I would say that desire for religious ceremony and access to spiritual leaders does not change over the course of the war. Soldiers were interested throughout the conflict. However, there are points when soldiers demonstrated heightened interest in spiritual matters. For example, these situations occur when soldiers are actively campaigning and being exposed to high casualty rates or in winter camps or hospitals, with ample spare time to devote to religion.
5. Can you discuss the lasting effects chaplains & missionaries returning from the war had on their congregations?
I argue that chaplains and missionaries promoted civil religion, brought many men back to the church, and helped enable independent African American churches to form. However, these post-bellum topics deserve a much more in-depth scholarly treatment. My book is a stepping stone for more analysis and discussion.
6. What is one thing you would like readers to take from your work?
I hope readers see that sectarian divides can be bridged. Civil War era chaplains and missionaries ministered to any men who desired spiritual aid. They were true leaders who tried to unify individuals under a shared belief in Christianity even while the nation was torn apart by the War.
7. If you could have any one person read your book, who would it be and why?
I can’t think of any one person. However, I would like individuals training to join the U.S. military chaplaincy to read my book. It provides insight into how spiritual leaders dealt with the challenges of ministering to troops during warfare. In the end, my book depicts successful chaplains and missionaries as leaders who promoted a strong sense of mission and dedication to their flocks. I believe the best military chaplains today would have these same characteristics.
Benjamin L. Miller is an adjunct instructor of history at Howard Community College in Columbia, Maryland.
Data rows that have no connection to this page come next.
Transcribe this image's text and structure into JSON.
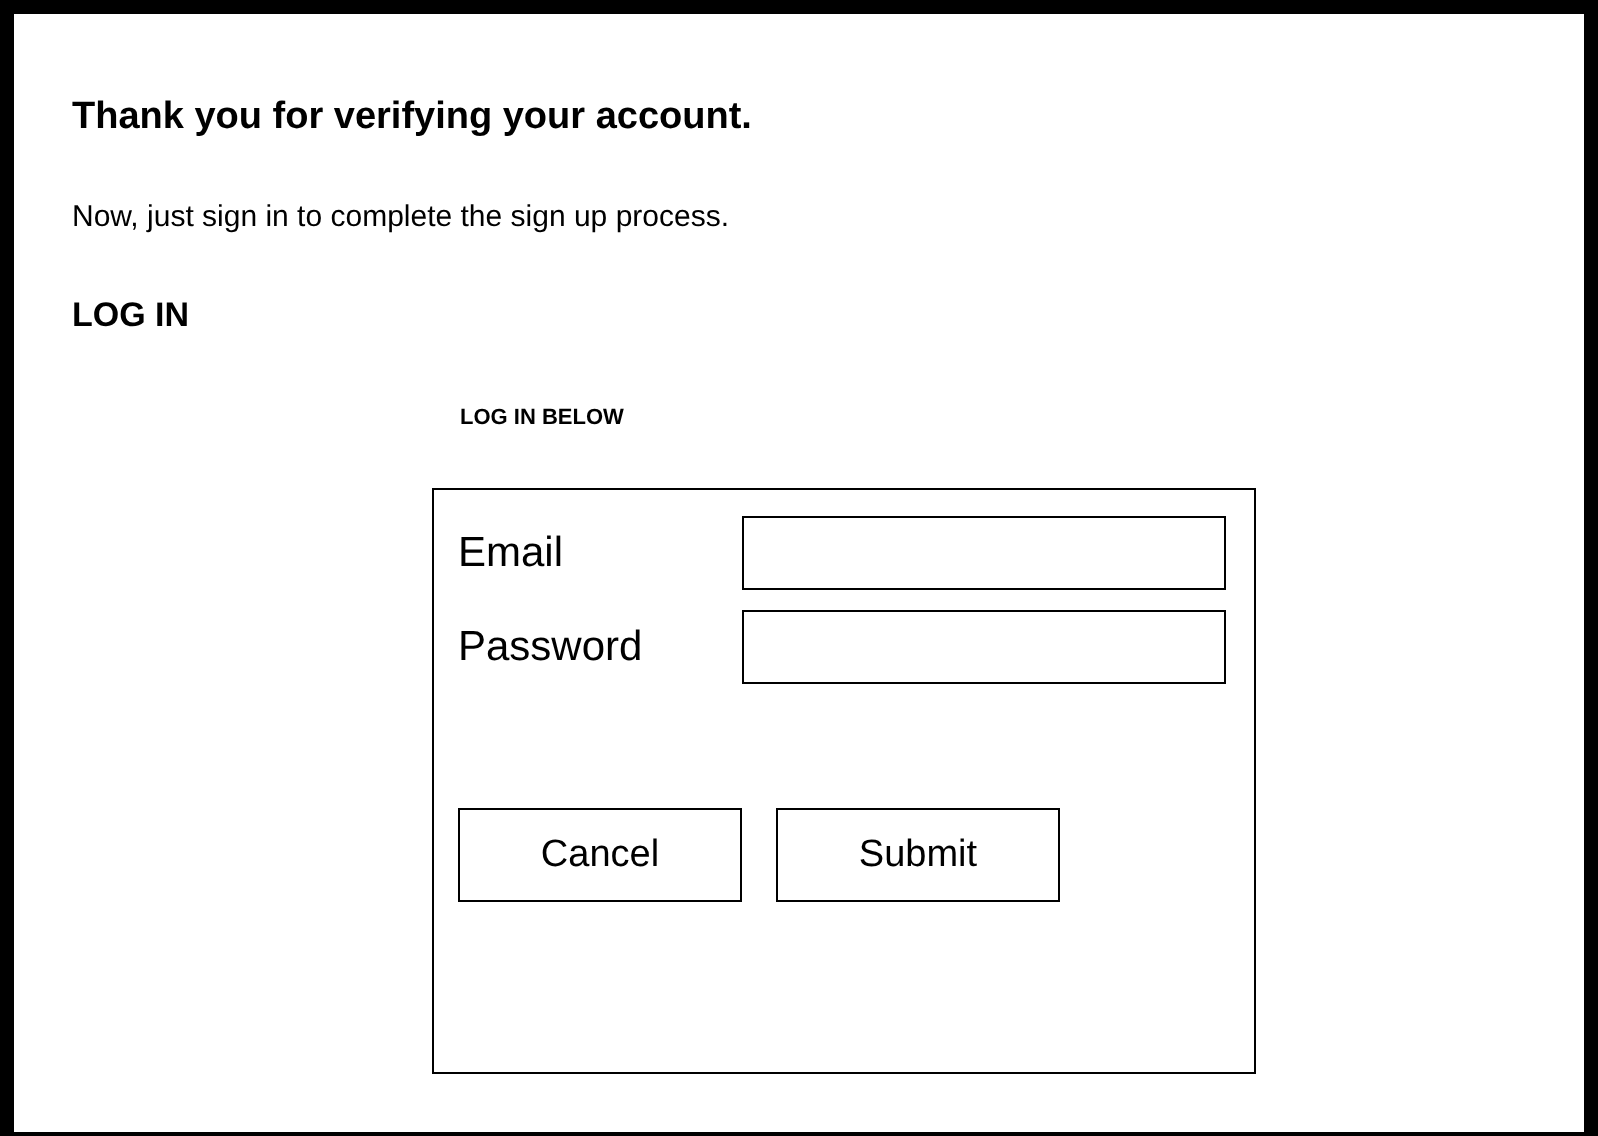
{
  "heading": "Thank you for verifying your account.",
  "message": "Now, just sign in to complete the sign up process.",
  "section_title": "LOG IN",
  "form_caption": "LOG IN BELOW",
  "fields": [
    {
      "label": "Email"
    },
    {
      "label": "Password"
    }
  ],
  "buttons": [
    "Cancel",
    "Submit"
  ]
}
His work has appeared in the New York Times’ Disunion: The Civil War blog, The World of the Civil War: A Daily Life Encyclopedia, and American Civil War, a part of the Gale Library of Daily Life series.